■ **WHAT THE TASK REQUIRES**:
Once the pictures are set aside, reproduce the remaining data exactly.

■ **Records drawn from a dataset**:
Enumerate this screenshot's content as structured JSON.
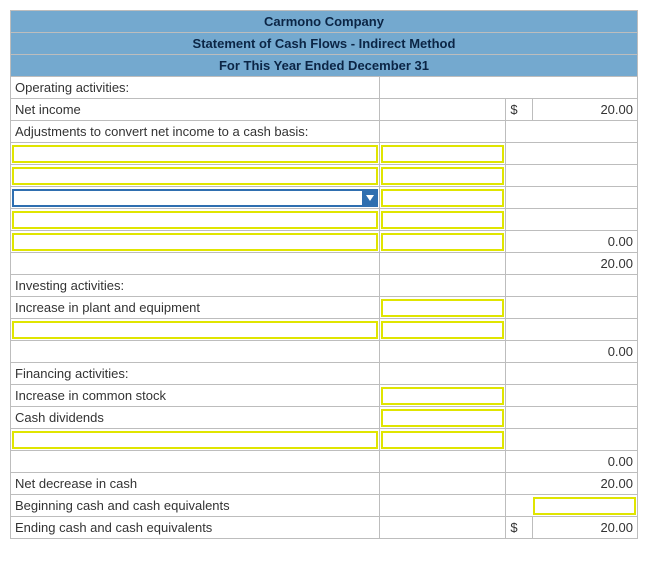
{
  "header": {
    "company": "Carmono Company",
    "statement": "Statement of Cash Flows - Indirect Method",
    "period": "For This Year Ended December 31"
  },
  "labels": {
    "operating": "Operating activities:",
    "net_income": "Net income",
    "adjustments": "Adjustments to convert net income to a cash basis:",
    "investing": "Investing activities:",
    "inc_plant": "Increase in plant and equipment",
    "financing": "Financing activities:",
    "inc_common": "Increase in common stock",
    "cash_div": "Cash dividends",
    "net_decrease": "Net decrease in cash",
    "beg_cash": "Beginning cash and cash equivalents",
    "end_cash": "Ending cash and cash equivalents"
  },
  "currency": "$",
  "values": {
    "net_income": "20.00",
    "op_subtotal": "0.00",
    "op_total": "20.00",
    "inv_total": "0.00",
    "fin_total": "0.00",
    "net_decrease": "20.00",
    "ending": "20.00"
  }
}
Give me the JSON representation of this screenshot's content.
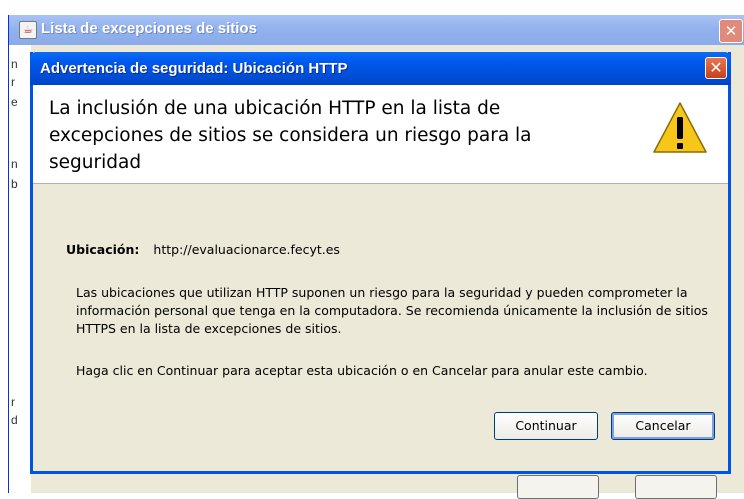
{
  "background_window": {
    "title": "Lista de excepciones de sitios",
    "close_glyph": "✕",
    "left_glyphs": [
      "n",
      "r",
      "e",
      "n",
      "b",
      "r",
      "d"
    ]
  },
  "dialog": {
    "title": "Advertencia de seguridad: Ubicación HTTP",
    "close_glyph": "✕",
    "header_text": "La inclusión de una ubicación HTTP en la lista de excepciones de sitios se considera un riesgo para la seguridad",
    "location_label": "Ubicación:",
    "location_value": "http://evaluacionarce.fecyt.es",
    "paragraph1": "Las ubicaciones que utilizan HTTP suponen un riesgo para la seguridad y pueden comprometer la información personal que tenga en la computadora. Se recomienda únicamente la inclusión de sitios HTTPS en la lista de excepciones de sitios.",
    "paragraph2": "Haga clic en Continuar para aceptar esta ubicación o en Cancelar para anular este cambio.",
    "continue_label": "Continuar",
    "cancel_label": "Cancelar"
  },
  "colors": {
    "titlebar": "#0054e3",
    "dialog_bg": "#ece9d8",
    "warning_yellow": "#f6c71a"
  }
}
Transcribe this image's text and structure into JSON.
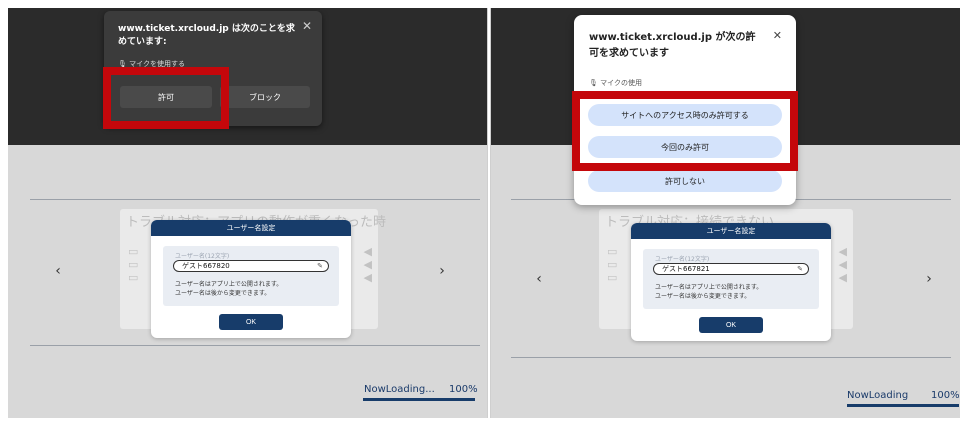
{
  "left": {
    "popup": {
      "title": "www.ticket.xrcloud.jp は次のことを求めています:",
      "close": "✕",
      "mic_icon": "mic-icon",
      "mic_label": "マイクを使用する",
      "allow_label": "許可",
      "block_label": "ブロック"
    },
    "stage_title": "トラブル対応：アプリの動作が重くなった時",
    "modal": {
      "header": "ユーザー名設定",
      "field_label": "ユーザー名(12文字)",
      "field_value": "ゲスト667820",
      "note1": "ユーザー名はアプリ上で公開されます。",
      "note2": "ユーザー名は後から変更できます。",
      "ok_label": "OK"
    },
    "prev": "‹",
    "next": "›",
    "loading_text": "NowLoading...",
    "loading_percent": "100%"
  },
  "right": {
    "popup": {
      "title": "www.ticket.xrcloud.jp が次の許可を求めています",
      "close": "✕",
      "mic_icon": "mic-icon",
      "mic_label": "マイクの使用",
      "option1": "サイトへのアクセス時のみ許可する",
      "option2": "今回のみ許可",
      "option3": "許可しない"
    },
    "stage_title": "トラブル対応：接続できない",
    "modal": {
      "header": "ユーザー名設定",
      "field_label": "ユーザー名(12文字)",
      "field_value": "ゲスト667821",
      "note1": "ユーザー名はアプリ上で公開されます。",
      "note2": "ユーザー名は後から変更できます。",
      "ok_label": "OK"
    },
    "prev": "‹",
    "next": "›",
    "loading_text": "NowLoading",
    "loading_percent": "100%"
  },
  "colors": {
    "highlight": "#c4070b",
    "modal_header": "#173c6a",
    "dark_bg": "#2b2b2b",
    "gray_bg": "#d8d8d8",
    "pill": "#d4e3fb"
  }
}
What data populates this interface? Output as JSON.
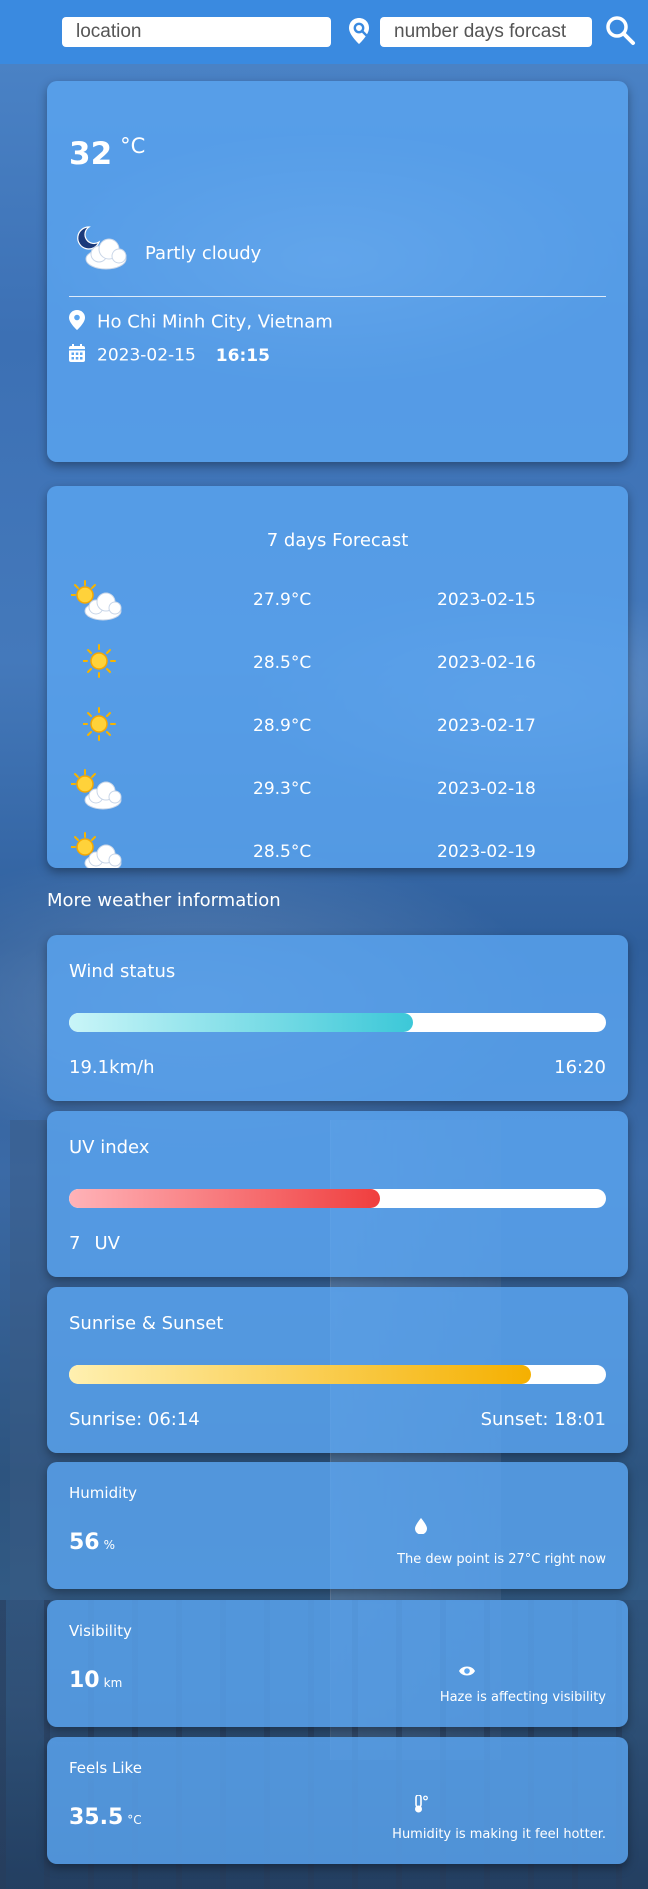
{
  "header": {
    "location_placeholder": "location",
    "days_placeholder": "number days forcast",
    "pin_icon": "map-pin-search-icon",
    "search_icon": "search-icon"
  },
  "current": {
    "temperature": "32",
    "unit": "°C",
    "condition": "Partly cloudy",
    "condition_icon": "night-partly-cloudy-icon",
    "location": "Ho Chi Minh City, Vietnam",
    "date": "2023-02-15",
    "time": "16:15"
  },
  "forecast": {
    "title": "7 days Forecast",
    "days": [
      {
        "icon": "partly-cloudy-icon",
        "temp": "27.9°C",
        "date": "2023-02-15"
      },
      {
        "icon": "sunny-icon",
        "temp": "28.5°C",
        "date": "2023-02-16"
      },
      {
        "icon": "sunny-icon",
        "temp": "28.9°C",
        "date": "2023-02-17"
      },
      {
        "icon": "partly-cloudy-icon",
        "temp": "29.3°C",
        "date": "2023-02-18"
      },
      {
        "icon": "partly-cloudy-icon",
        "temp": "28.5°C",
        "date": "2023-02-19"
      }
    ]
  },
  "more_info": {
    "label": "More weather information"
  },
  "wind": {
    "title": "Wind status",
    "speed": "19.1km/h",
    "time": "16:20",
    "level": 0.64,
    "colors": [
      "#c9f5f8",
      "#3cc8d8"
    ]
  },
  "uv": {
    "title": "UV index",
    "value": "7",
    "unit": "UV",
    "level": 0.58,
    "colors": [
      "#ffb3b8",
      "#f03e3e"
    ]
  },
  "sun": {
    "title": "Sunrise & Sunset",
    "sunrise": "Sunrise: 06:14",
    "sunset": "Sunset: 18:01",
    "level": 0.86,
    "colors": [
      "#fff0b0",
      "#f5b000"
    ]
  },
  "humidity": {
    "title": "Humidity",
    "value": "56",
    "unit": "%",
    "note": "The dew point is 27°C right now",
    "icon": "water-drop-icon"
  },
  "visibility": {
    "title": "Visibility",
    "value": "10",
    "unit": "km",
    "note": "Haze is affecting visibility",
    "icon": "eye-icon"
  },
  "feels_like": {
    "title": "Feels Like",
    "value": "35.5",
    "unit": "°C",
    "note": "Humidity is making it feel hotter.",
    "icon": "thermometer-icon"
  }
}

■ **ANSWER FOR THE TASK**:
Enumerate this screenshot's content as structured JSON.
{
  "header": {
    "company": "Carmono Company",
    "statement": "Statement of Cash Flows - Indirect Method",
    "period": "For This Year Ended December 31"
  },
  "labels": {
    "operating": "Operating activities:",
    "net_income": "Net income",
    "adjustments": "Adjustments to convert net income to a cash basis:",
    "investing": "Investing activities:",
    "inc_plant": "Increase in plant and equipment",
    "financing": "Financing activities:",
    "inc_common": "Increase in common stock",
    "cash_div": "Cash dividends",
    "net_decrease": "Net decrease in cash",
    "beg_cash": "Beginning cash and cash equivalents",
    "end_cash": "Ending cash and cash equivalents"
  },
  "currency": "$",
  "values": {
    "net_income": "20.00",
    "op_subtotal": "0.00",
    "op_total": "20.00",
    "inv_total": "0.00",
    "fin_total": "0.00",
    "net_decrease": "20.00",
    "ending": "20.00"
  }
}
Give me the JSON representation of this screenshot's content.
{
  "background_window": {
    "title": "Lista de excepciones de sitios",
    "close_glyph": "✕",
    "left_glyphs": [
      "n",
      "r",
      "e",
      "n",
      "b",
      "r",
      "d"
    ]
  },
  "dialog": {
    "title": "Advertencia de seguridad: Ubicación HTTP",
    "close_glyph": "✕",
    "header_text": "La inclusión de una ubicación HTTP en la lista de excepciones de sitios se considera un riesgo para la seguridad",
    "location_label": "Ubicación:",
    "location_value": "http://evaluacionarce.fecyt.es",
    "paragraph1": "Las ubicaciones que utilizan HTTP suponen un riesgo para la seguridad y pueden comprometer la información personal que tenga en la computadora. Se recomienda únicamente la inclusión de sitios HTTPS en la lista de excepciones de sitios.",
    "paragraph2": "Haga clic en Continuar para aceptar esta ubicación o en Cancelar para anular este cambio.",
    "continue_label": "Continuar",
    "cancel_label": "Cancelar"
  },
  "colors": {
    "titlebar": "#0054e3",
    "dialog_bg": "#ece9d8",
    "warning_yellow": "#f6c71a"
  }
}
Transcribe this image's text and structure into JSON.
{
  "left": {
    "popup": {
      "title": "www.ticket.xrcloud.jp は次のことを求めています:",
      "close": "✕",
      "mic_icon": "mic-icon",
      "mic_label": "マイクを使用する",
      "allow_label": "許可",
      "block_label": "ブロック"
    },
    "stage_title": "トラブル対応：アプリの動作が重くなった時",
    "modal": {
      "header": "ユーザー名設定",
      "field_label": "ユーザー名(12文字)",
      "field_value": "ゲスト667820",
      "note1": "ユーザー名はアプリ上で公開されます。",
      "note2": "ユーザー名は後から変更できます。",
      "ok_label": "OK"
    },
    "prev": "‹",
    "next": "›",
    "loading_text": "NowLoading...",
    "loading_percent": "100%"
  },
  "right": {
    "popup": {
      "title": "www.ticket.xrcloud.jp が次の許可を求めています",
      "close": "✕",
      "mic_icon": "mic-icon",
      "mic_label": "マイクの使用",
      "option1": "サイトへのアクセス時のみ許可する",
      "option2": "今回のみ許可",
      "option3": "許可しない"
    },
    "stage_title": "トラブル対応：接続できない",
    "modal": {
      "header": "ユーザー名設定",
      "field_label": "ユーザー名(12文字)",
      "field_value": "ゲスト667821",
      "note1": "ユーザー名はアプリ上で公開されます。",
      "note2": "ユーザー名は後から変更できます。",
      "ok_label": "OK"
    },
    "prev": "‹",
    "next": "›",
    "loading_text": "NowLoading",
    "loading_percent": "100%"
  },
  "colors": {
    "highlight": "#c4070b",
    "modal_header": "#173c6a",
    "dark_bg": "#2b2b2b",
    "gray_bg": "#d8d8d8",
    "pill": "#d4e3fb"
  }
}
What data populates this interface? Output as JSON.
{
  "header": {
    "location_placeholder": "location",
    "days_placeholder": "number days forcast",
    "pin_icon": "map-pin-search-icon",
    "search_icon": "search-icon"
  },
  "current": {
    "temperature": "32",
    "unit": "°C",
    "condition": "Partly cloudy",
    "condition_icon": "night-partly-cloudy-icon",
    "location": "Ho Chi Minh City, Vietnam",
    "date": "2023-02-15",
    "time": "16:15"
  },
  "forecast": {
    "title": "7 days Forecast",
    "days": [
      {
        "icon": "partly-cloudy-icon",
        "temp": "27.9°C",
        "date": "2023-02-15"
      },
      {
        "icon": "sunny-icon",
        "temp": "28.5°C",
        "date": "2023-02-16"
      },
      {
        "icon": "sunny-icon",
        "temp": "28.9°C",
        "date": "2023-02-17"
      },
      {
        "icon": "partly-cloudy-icon",
        "temp": "29.3°C",
        "date": "2023-02-18"
      },
      {
        "icon": "partly-cloudy-icon",
        "temp": "28.5°C",
        "date": "2023-02-19"
      }
    ]
  },
  "more_info": {
    "label": "More weather information"
  },
  "wind": {
    "title": "Wind status",
    "speed": "19.1km/h",
    "time": "16:20",
    "level": 0.64,
    "colors": [
      "#c9f5f8",
      "#3cc8d8"
    ]
  },
  "uv": {
    "title": "UV index",
    "value": "7",
    "unit": "UV",
    "level": 0.58,
    "colors": [
      "#ffb3b8",
      "#f03e3e"
    ]
  },
  "sun": {
    "title": "Sunrise & Sunset",
    "sunrise": "Sunrise: 06:14",
    "sunset": "Sunset: 18:01",
    "level": 0.86,
    "colors": [
      "#fff0b0",
      "#f5b000"
    ]
  },
  "humidity": {
    "title": "Humidity",
    "value": "56",
    "unit": "%",
    "note": "The dew point is 27°C right now",
    "icon": "water-drop-icon"
  },
  "visibility": {
    "title": "Visibility",
    "value": "10",
    "unit": "km",
    "note": "Haze is affecting visibility",
    "icon": "eye-icon"
  },
  "feels_like": {
    "title": "Feels Like",
    "value": "35.5",
    "unit": "°C",
    "note": "Humidity is making it feel hotter.",
    "icon": "thermometer-icon"
  }
}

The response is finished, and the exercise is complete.